# Recorded information
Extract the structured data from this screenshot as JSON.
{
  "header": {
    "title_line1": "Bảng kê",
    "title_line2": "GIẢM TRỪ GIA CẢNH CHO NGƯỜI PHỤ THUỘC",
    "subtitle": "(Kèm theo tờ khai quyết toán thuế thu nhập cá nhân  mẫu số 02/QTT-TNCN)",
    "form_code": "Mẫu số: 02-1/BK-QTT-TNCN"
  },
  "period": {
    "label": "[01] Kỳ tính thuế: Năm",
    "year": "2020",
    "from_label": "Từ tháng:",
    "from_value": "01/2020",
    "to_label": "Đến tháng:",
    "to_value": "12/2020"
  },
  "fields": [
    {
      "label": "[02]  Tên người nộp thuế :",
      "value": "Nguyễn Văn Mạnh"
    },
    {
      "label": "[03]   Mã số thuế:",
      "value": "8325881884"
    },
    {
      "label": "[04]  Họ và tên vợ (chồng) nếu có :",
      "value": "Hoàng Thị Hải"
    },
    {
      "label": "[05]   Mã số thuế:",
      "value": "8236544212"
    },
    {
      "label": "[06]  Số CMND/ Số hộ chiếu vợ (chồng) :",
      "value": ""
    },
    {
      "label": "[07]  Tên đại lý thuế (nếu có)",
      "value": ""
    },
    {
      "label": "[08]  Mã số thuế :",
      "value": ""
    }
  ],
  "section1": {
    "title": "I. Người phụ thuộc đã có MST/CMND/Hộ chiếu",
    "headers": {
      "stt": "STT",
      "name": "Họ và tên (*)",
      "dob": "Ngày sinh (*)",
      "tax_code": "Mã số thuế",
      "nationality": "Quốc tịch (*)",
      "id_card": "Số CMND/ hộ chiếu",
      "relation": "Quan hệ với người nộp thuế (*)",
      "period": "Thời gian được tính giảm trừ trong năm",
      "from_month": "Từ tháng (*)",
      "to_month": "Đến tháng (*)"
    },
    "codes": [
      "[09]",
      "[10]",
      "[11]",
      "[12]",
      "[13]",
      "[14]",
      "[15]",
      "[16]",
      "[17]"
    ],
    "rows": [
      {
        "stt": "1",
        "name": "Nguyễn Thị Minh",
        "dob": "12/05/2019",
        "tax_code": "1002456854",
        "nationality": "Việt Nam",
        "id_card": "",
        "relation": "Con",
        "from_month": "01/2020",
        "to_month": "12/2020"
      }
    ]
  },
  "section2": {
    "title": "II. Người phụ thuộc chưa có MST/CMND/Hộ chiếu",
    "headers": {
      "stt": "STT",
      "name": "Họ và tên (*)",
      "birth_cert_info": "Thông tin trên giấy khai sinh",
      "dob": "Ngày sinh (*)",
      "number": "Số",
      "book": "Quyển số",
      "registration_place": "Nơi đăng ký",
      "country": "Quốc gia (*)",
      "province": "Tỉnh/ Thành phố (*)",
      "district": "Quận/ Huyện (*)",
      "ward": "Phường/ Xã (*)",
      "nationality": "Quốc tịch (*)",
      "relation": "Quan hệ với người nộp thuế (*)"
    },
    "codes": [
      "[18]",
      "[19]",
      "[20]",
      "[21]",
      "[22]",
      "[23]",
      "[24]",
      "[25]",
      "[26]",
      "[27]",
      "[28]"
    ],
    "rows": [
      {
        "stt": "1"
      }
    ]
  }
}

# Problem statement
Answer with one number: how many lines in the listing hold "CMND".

# Reply to the exercise
4